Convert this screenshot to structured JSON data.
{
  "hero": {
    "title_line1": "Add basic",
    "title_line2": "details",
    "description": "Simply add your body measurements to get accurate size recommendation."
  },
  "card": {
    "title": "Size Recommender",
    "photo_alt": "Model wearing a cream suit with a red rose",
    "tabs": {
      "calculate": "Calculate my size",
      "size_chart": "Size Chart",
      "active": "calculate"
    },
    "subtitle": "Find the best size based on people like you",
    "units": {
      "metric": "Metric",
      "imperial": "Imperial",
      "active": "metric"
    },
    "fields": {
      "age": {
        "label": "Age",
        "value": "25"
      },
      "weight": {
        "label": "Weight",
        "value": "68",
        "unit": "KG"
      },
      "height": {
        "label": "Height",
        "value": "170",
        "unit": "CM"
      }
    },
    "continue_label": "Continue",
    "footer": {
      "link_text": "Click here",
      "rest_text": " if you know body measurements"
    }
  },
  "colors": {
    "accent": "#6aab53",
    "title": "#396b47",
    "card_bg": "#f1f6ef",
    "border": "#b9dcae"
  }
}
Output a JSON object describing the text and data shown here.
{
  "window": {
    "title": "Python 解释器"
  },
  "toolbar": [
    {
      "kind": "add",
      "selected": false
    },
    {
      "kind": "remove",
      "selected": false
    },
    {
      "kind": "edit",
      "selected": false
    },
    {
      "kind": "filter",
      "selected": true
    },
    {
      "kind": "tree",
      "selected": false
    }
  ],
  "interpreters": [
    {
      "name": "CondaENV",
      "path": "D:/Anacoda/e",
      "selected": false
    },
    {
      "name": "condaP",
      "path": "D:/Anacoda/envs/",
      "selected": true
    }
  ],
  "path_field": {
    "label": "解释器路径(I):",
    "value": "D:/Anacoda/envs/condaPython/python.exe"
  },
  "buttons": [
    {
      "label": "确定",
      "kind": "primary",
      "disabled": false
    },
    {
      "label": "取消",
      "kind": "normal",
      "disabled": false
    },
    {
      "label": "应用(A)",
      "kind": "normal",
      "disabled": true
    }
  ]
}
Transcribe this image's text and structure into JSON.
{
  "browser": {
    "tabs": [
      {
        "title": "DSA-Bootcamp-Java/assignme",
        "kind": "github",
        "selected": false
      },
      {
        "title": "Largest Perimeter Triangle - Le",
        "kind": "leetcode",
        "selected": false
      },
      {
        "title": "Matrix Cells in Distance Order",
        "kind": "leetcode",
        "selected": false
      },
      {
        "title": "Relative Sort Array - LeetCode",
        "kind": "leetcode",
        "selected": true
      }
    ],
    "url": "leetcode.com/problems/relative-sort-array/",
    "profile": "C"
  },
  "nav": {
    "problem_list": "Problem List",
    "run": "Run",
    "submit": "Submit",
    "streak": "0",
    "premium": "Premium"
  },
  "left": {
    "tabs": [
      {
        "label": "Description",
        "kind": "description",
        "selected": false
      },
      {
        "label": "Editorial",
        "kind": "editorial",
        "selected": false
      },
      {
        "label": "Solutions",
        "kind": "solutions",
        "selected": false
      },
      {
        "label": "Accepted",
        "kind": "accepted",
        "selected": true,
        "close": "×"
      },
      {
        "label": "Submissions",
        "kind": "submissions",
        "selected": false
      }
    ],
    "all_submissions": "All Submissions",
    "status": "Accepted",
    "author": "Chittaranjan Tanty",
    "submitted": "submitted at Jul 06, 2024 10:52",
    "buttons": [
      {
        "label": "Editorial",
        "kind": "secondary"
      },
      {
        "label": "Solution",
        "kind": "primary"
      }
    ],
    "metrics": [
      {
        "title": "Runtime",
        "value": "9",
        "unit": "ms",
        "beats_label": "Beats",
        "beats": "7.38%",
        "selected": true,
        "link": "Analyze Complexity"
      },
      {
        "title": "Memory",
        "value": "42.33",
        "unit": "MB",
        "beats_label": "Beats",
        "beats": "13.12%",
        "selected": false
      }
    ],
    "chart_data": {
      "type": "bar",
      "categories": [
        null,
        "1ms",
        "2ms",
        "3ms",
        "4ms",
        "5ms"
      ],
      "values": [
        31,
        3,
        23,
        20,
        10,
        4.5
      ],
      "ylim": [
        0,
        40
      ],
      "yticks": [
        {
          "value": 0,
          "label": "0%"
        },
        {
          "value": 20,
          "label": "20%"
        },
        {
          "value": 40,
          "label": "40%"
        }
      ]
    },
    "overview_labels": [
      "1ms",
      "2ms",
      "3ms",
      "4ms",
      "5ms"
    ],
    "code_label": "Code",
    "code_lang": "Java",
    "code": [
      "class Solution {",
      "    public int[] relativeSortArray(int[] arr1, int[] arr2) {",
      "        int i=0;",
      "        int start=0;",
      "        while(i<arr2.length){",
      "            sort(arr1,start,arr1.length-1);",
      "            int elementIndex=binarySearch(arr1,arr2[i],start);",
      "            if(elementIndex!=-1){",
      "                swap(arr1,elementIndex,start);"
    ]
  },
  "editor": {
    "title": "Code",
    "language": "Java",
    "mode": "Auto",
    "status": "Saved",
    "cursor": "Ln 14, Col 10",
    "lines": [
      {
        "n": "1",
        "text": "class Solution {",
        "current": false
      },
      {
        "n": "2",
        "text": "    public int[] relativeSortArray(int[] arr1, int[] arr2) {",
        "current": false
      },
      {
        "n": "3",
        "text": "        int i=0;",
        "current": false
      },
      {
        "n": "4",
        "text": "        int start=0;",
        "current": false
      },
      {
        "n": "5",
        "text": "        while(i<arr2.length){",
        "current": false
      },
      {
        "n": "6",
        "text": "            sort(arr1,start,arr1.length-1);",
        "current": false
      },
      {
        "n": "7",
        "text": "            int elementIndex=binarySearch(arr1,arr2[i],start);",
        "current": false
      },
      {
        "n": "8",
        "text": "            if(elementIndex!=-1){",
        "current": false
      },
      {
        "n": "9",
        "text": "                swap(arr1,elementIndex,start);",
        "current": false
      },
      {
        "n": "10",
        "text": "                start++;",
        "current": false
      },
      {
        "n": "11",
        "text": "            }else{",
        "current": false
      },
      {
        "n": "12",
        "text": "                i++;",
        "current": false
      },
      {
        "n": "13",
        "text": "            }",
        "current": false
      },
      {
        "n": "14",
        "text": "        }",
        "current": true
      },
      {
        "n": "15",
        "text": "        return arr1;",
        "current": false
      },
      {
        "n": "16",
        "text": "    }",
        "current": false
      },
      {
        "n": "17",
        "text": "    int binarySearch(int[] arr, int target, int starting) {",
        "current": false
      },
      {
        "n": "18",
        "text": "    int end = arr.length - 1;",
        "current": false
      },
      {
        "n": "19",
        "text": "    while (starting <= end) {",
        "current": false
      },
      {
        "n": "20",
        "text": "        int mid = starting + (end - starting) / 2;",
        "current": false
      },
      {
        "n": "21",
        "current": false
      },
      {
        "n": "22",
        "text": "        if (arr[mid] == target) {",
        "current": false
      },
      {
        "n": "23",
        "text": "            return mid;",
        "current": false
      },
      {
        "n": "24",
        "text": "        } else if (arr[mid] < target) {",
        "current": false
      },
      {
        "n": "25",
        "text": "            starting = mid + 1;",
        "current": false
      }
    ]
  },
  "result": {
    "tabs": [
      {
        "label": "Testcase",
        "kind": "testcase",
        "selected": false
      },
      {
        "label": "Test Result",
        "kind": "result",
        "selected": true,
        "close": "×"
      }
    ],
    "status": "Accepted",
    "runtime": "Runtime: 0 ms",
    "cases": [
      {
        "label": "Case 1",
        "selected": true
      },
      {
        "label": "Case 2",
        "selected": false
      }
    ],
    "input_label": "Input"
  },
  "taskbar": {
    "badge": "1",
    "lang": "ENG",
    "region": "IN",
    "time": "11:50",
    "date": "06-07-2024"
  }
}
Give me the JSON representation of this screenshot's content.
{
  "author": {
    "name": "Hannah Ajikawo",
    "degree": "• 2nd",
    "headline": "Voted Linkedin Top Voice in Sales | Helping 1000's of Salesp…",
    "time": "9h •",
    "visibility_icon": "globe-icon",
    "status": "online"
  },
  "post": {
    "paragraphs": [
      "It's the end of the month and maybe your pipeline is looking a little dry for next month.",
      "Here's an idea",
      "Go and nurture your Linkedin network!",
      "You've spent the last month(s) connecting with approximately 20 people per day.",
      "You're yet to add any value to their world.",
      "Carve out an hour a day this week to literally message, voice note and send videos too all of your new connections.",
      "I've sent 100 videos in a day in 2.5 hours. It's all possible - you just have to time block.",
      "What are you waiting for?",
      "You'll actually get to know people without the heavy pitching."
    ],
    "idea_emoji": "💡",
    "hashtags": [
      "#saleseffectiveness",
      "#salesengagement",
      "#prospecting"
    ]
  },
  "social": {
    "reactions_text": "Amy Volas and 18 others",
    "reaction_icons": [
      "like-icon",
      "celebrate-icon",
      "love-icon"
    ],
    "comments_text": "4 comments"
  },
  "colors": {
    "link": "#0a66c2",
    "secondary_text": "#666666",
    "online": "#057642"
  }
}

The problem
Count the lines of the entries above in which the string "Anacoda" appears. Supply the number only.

Result of the task
3